3.org/TR/xhtml1/DTD/xhtml1-strict.dtd"> Stage 2 of Labour

Stage 2 of Labour

This stage lasts from full dilation until the birth. The contractions are described as expulsive and feel very different from those during stage 1, and many women find it easier to cope with them. The contractions cause an overwhelming urge to bear down and push out your baby, which is why women become more vocal at this stage, making involuntary noises with the effort of bearing down.


The onset of stage 2 can be confirmed by a vaginal examination, although many midwives find this unnecessary because there are often other signs that the cervix is fully dilated. These other signs include:


There are always exceptions to the rule, but most women in the second stage of labour will feel an overwhelming, involuntary urge to bear down and push. It builds up like a wave and is impossible to fight, and some women even describe the feeling as sexual. Some women initially find the feeling scary as it is so powerful, not painful, but it becomes far less scary if you stop fighting it and just go with the feeling. Most women find it a relief to do so and push as their body tells them to. The best thing for you and your baby is simply to listen to your body and push spontaneously. If you do this, you will naturally give three or four short pushes, lasting about 5 seconds each, with every contraction. Research suggests that if you push spontaneously, it is better for you and the baby.

If you have an epidural and, because of this, cannot feel the contractions for yourself, the midwife can feel them by placing her hand on your abdomen and will tell you when to push. An upright position is best during stage 2, so that gravity can help your baby come down the birth canal. However, you may need encouragement to keep changing positions to help the the progress of the birth.

With each contraction, your baby will start to move down the birth canal until a small part of his head is visible. With a first baby, the head will slip back between contractions but, eventually, the head stays in position and more of it can be seen. This is called crowning and some women experience a burning sensation at this point.

The midwife may ask you to pant rather than push at this point, in order to control the delivery of your baby's head and reduce the risk of tearing. Once a small part of your baby's head appears, reach down and touch it. Many women find this helps them to focus on where they are pushing, as well as giving them the encouragement of knowing that they are making progress and that the birth is not far off. Once his head is out, you will probably feel a sense of relief. Your baby will turn his head to come in line with his shoulders, which are turned to one side. The midwife will gently feel around his neck for the cord, which she can slip over his head.

The rest of your baby will be born with the next contraction. The first shoulder will emerge from under your pubic bone. Your midwife will gently lift this shoulder and your baby's head up to give the second shoulder (the one nearer the spine) more room. The rest of his body will then slip out easily accompanied by a further rush of amniotic fluid. Your baby can then be placed directly onto your abdomen, either naked or, if you prefer, wrapped up. The cord can then be clamped and cut, either by the midwife or by your birth partner.

Special deliveries
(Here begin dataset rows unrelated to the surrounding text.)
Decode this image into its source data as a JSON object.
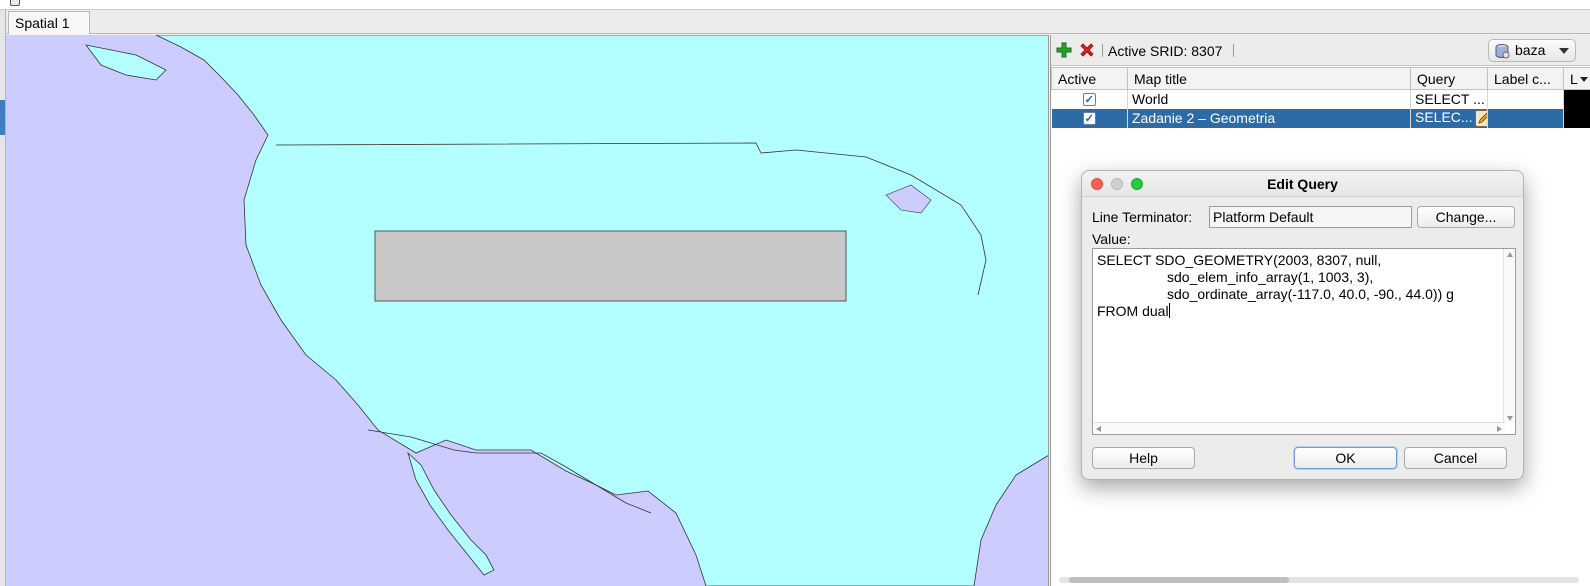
{
  "tab": {
    "label": "Spatial 1"
  },
  "panel": {
    "active_srid": "Active SRID: 8307",
    "connection": {
      "label": "baza",
      "icon": "database-icon"
    },
    "columns": [
      "Active",
      "Map title",
      "Query",
      "Label c...",
      "L"
    ],
    "layers": [
      {
        "active": "✓",
        "title": "World",
        "query": "SELECT ...",
        "color": "#000000"
      },
      {
        "active": "✓",
        "title": "Zadanie 2 – Geometria",
        "query": "SELEC...",
        "color": "#000000",
        "selected": true
      }
    ],
    "toolbar_icons": [
      "add-layer-icon",
      "remove-layer-icon"
    ]
  },
  "dialog": {
    "title": "Edit Query",
    "line_terminator_label": "Line Terminator:",
    "line_terminator_value": "Platform Default",
    "change_button": "Change...",
    "value_label": "Value:",
    "query_lines": [
      "SELECT SDO_GEOMETRY(2003, 8307, null,",
      "                  sdo_elem_info_array(1, 1003, 3),",
      "                  sdo_ordinate_array(-117.0, 40.0, -90., 44.0)) g",
      "FROM dual"
    ],
    "help_button": "Help",
    "ok_button": "OK",
    "cancel_button": "Cancel"
  },
  "colors": {
    "land": "#b3ffff",
    "ocean": "#ccccff",
    "query_geometry": "#c8c8c8",
    "selection": "#2c6ba5"
  }
}
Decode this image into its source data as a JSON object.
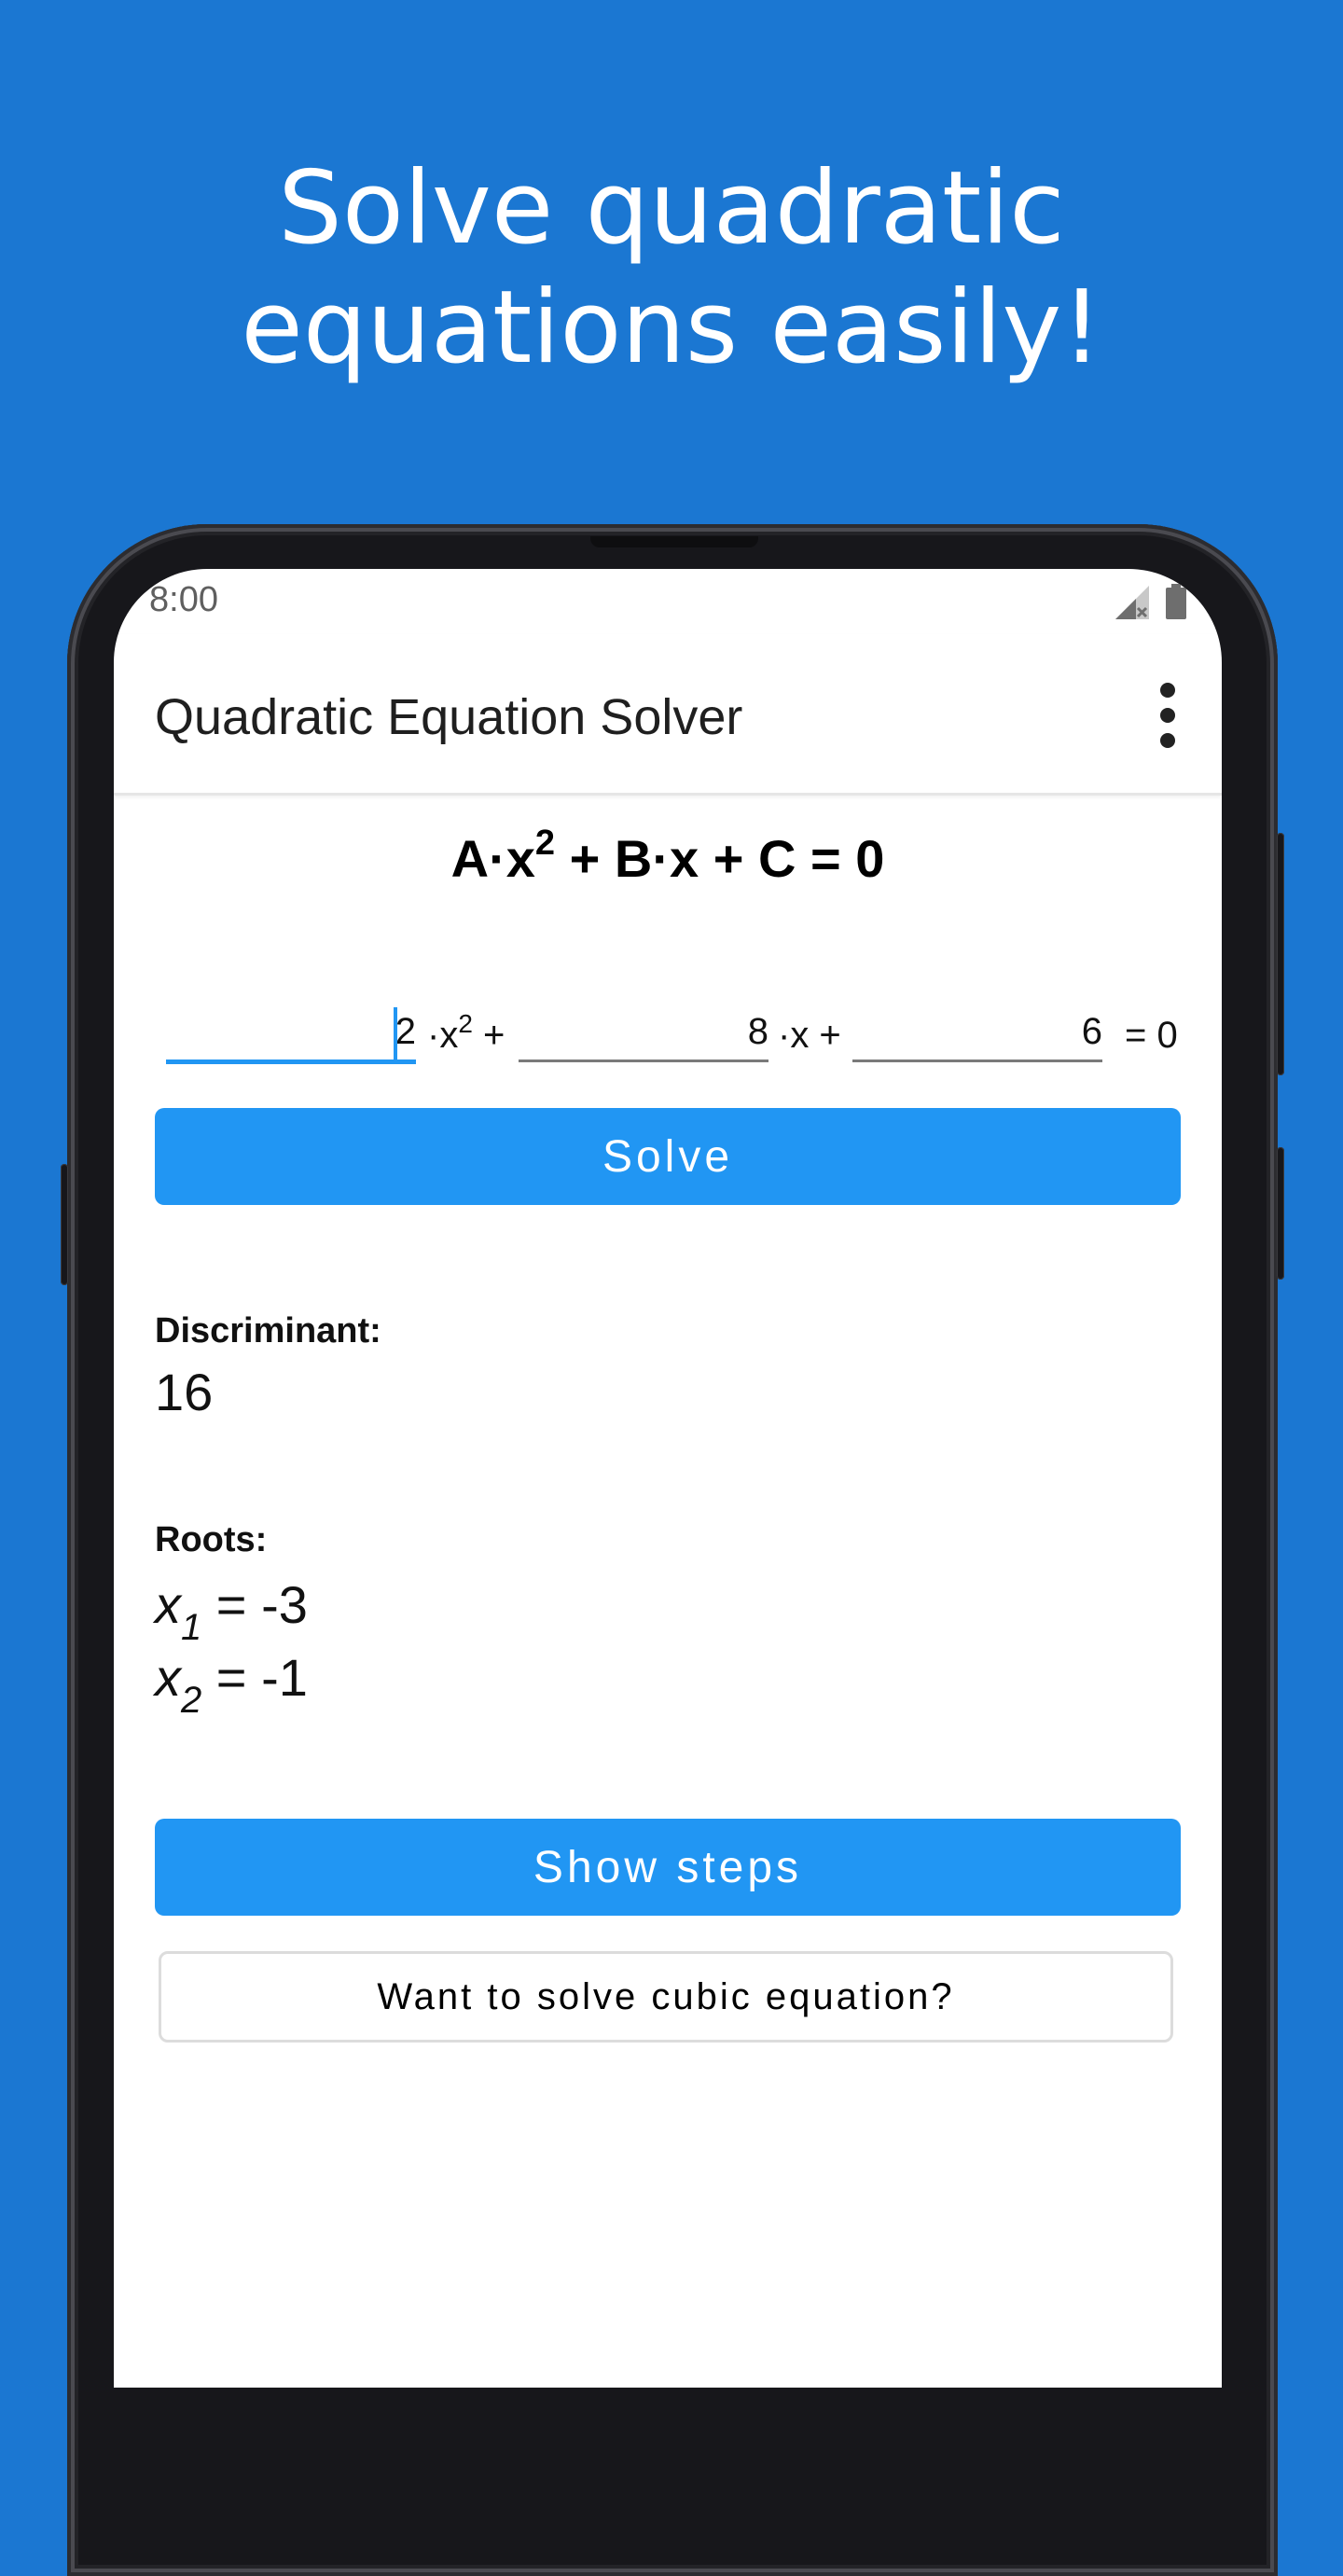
{
  "promo": {
    "headline_line1": "Solve quadratic",
    "headline_line2": "equations easily!"
  },
  "colors": {
    "background": "#1b77d2",
    "accent": "#2196f3",
    "phone_frame": "#17171b"
  },
  "status_bar": {
    "time": "8:00",
    "icons": [
      "signal-no-service-icon",
      "battery-icon"
    ]
  },
  "app_bar": {
    "title": "Quadratic Equation Solver",
    "menu_icon": "more-vert-icon"
  },
  "equation": {
    "coef_a": "A",
    "dot": "·",
    "var_x": "x",
    "exponent": "2",
    "plus": "+",
    "coef_b": "B",
    "coef_c": "C",
    "equals_zero": "= 0"
  },
  "inputs": {
    "a_value": "2",
    "a_suffix": "·x",
    "a_exponent": "2",
    "a_plus": "+",
    "b_value": "8",
    "b_suffix": "·x +",
    "c_value": "6",
    "c_suffix": "= 0",
    "focused_field": "a"
  },
  "buttons": {
    "solve": "Solve",
    "show_steps": "Show steps",
    "cubic": "Want to solve cubic equation?"
  },
  "results": {
    "discriminant_label": "Discriminant:",
    "discriminant_value": "16",
    "roots_label": "Roots:",
    "roots": [
      {
        "var": "x",
        "index": "1",
        "text": " = -3"
      },
      {
        "var": "x",
        "index": "2",
        "text": " = -1"
      }
    ]
  }
}
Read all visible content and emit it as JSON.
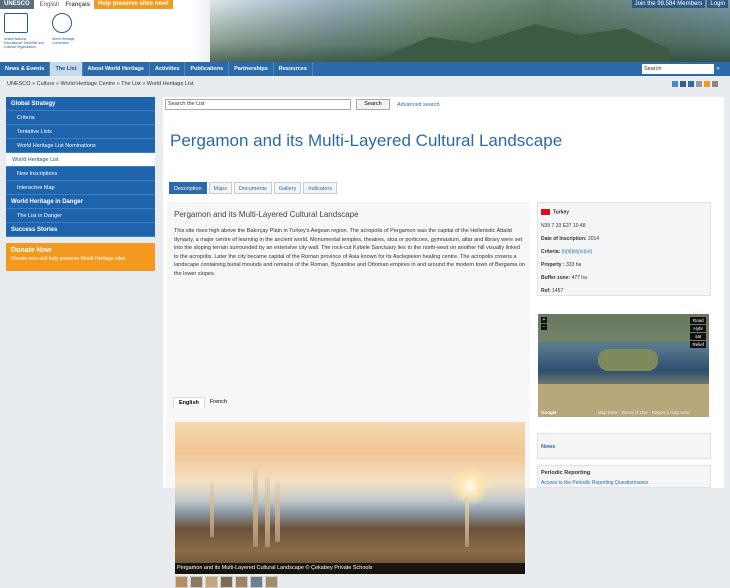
{
  "topbar": {
    "unesco": "UNESCO",
    "languages": [
      "English",
      "Français"
    ],
    "help": "Help preserve sites now!",
    "join": "Join the 98,584 Members",
    "login": "Login",
    "logo_text_1": "United Nations Educational, Scientific and Cultural Organization",
    "logo_text_2": "World Heritage Convention"
  },
  "nav": {
    "items": [
      "News & Events",
      "The List",
      "About World Heritage",
      "Activities",
      "Publications",
      "Partnerships",
      "Resources"
    ],
    "search_placeholder": "Search",
    "search_button": "»"
  },
  "breadcrumb": "UNESCO » Culture » World Heritage Centre » The List » World Heritage List",
  "sidebar": {
    "sections": [
      {
        "title": "Global Strategy",
        "items": [
          "Criteria",
          "Tentative Lists",
          "World Heritage List Nominations"
        ]
      },
      {
        "title": "World Heritage List",
        "items": [
          "New Inscriptions",
          "Interactive Map"
        ]
      },
      {
        "title": "World Heritage in Danger",
        "items": [
          "The List in Danger"
        ]
      },
      {
        "title": "Success Stories",
        "items": []
      }
    ],
    "donate_title": "Donate Now",
    "donate_sub": "Donate now and help preserve World Heritage sites"
  },
  "search_list": {
    "placeholder": "Search the List",
    "button": "Search",
    "advanced": "Advanced search"
  },
  "page": {
    "title": "Pergamon and its Multi-Layered Cultural Landscape",
    "tabs": [
      "Description",
      "Maps",
      "Documents",
      "Gallery",
      "Indicators"
    ],
    "content_title": "Pergamon and its Multi-Layered Cultural Landscape",
    "description": "This site rises high above the Bakırçay Plain in Turkey's Aegean region. The acropolis of Pergamon was the capital of the Hellenistic Attalid dynasty, a major centre of learning in the ancient world. Monumental temples, theatres, stoa or porticoes, gymnasium, altar and library were set into the sloping terrain surrounded by an extensive city wall. The rock-cut Kybele Sanctuary lies to the north-west on another hill visually linked to the acropolis. Later the city became capital of the Roman province of Asia known for its Asclepieion healing centre. The acropolis crowns a landscape containing burial mounds and remains of the Roman, Byzantine and Ottoman empires in and around the modern town of Bergama on the lower slopes.",
    "lang_tabs": [
      "English",
      "French"
    ],
    "photo_caption": "Pergamon and its Multi-Layered Cultural Landscape © Çekabey Private Schools"
  },
  "info": {
    "country": "Turkey",
    "coords": "N39 7 33 E27 10 48",
    "date_label": "Date of Inscription:",
    "date": "2014",
    "criteria_label": "Criteria:",
    "criteria": "(i)(ii)(iii)(iv)(vi)",
    "property_label": "Property :",
    "property": "333 ha",
    "buffer_label": "Buffer zone:",
    "buffer": "477 ha",
    "ref_label": "Ref:",
    "ref": "1457"
  },
  "map": {
    "modes": [
      "Road",
      "Hybr",
      "sat",
      "Relief"
    ],
    "footer": [
      "Google",
      "Map Data",
      "Terms of Use",
      "Report a map error"
    ]
  },
  "news_title": "News",
  "periodic": {
    "title": "Periodic Reporting",
    "link": "Access to the Periodic Reporting Questionnaires"
  },
  "colors": {
    "primary": "#2c6ba9",
    "accent": "#f39a1e",
    "sidebar": "#1e64ad"
  }
}
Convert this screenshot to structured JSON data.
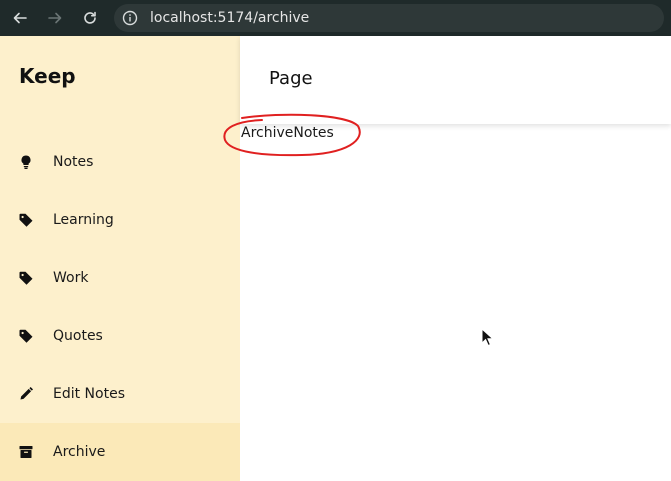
{
  "browser": {
    "url": "localhost:5174/archive",
    "icons": [
      "back-arrow-icon",
      "forward-arrow-icon",
      "reload-icon",
      "info-icon"
    ]
  },
  "sidebar": {
    "brand": "Keep",
    "items": [
      {
        "label": "Notes",
        "icon": "lightbulb-icon"
      },
      {
        "label": "Learning",
        "icon": "tag-icon"
      },
      {
        "label": "Work",
        "icon": "tag-icon"
      },
      {
        "label": "Quotes",
        "icon": "tag-icon"
      },
      {
        "label": "Edit Notes",
        "icon": "pencil-icon"
      },
      {
        "label": "Archive",
        "icon": "archive-icon"
      }
    ]
  },
  "header": {
    "title": "Page"
  },
  "main": {
    "content": "ArchiveNotes"
  },
  "colors": {
    "sidebar_bg": "#fdf0cc",
    "toolbar_bg": "#1f2a2a",
    "annotation": "#e02020"
  }
}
breech birth If your baby is in a breech position, you will probably be advised to have a caesarean section, particularly for a first baby, if your baby is not in a 'frank breech' position, or is thought to be quite large. If your baby is found to be in a breech position when you are already in labour you may also be advised to have an emergency caesarean, unless it is too late and the birth is imminent. Ultimately the decision is yours so make sure that you are confident that you have had lots of information from your midwife or doctor.

twin and multiple births I he majority of twins are delivered in hospital and you will probably be advised to have an epidural in case you need an emergency caesarean or an assisted delivery for the second twin. Both babies are usually continuously monitored during labour.

In some hospitals, it is policy to deliver twins in an operating theatre (even for vaginal deliveries) or in a larger delivery room, for safety and to accommodate a midwife and a paediatrician for each baby, as well as the obstetrician.

Although around 60 per cent of twin deliveries are by caesarean section, it is possible to have a normal delivery if the presenting twin is in a head-down position. If the first twin is in the breech position, your obstetrician will usually advise a caesarean section. During labour, an emergency caesarean may be required, either because labour is not progressing well or because there is evidence of fetal distress.

After the birth of the first twin, the second twin may be lying across the uterus, in which case it may be possible to turn him into either a breech or a head-down position so that he can be oelivered vaginally.

You may be advised to have an epidural because of the higher risk of a caesarean section. After your first twin has been born, the obstetrician will confirm the position of the second twin and break the waters if necessary. Usually, you will be given a hormone drip to make sure that your contractions continue. The second twin is usually born within 20 minutes of the first.

Occasionally, he will show signs of distress, in which case you will be given an assisted delivery or a caesarean section. You will also be given a hormone drip after the birth. This encourages the uterus to contract to lessen the risk of bleeding because of the large area covered by the placenta.

Triplets or more are usually delivered by caesarean section. Much depends upon the position of your babies when you go into labour.


Your baby's first bowel movement is called meconium. It is a dark green-black tar-like substance, which can be passed during labour, particularly if your baby becomes distressed. Meconium is made up of different waste products, including bile pigment, mucus, amniotic fluid, lanugo and cells from the wall of the bowel.